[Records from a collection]

-=-=-

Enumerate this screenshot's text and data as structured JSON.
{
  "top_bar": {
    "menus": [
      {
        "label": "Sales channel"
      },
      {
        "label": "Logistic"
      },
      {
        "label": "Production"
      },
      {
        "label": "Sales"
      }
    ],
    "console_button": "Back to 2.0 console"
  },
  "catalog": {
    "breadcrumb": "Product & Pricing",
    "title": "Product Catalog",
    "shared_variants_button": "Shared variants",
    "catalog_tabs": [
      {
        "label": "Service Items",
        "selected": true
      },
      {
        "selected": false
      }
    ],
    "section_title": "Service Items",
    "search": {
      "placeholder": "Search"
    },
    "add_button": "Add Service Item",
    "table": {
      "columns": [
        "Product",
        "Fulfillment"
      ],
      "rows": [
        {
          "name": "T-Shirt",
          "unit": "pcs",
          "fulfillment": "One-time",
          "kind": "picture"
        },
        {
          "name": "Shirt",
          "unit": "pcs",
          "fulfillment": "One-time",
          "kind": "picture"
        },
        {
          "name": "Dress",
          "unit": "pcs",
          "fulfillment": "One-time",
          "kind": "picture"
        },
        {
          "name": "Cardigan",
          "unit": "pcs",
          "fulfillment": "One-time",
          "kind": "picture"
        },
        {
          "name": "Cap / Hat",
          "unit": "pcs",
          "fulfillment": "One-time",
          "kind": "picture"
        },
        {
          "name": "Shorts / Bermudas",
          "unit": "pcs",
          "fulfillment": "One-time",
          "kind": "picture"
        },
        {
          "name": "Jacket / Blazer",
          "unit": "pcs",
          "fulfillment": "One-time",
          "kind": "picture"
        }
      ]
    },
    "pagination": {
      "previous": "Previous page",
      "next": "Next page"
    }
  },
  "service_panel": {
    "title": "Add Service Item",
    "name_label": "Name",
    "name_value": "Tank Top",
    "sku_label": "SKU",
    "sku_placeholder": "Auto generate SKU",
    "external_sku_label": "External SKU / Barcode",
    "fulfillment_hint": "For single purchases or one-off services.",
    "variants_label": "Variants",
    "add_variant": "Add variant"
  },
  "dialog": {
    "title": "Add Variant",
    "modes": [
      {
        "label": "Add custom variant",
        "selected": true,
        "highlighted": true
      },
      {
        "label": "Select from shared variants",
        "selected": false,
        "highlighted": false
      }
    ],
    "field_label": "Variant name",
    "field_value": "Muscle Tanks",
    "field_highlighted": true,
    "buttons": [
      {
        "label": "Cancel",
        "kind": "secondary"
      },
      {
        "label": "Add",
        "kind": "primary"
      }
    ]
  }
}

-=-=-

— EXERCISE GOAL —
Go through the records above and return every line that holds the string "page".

— SOLUTION TO THIS EXERCISE —
      "previous": "Previous page",
      "next": "Next page"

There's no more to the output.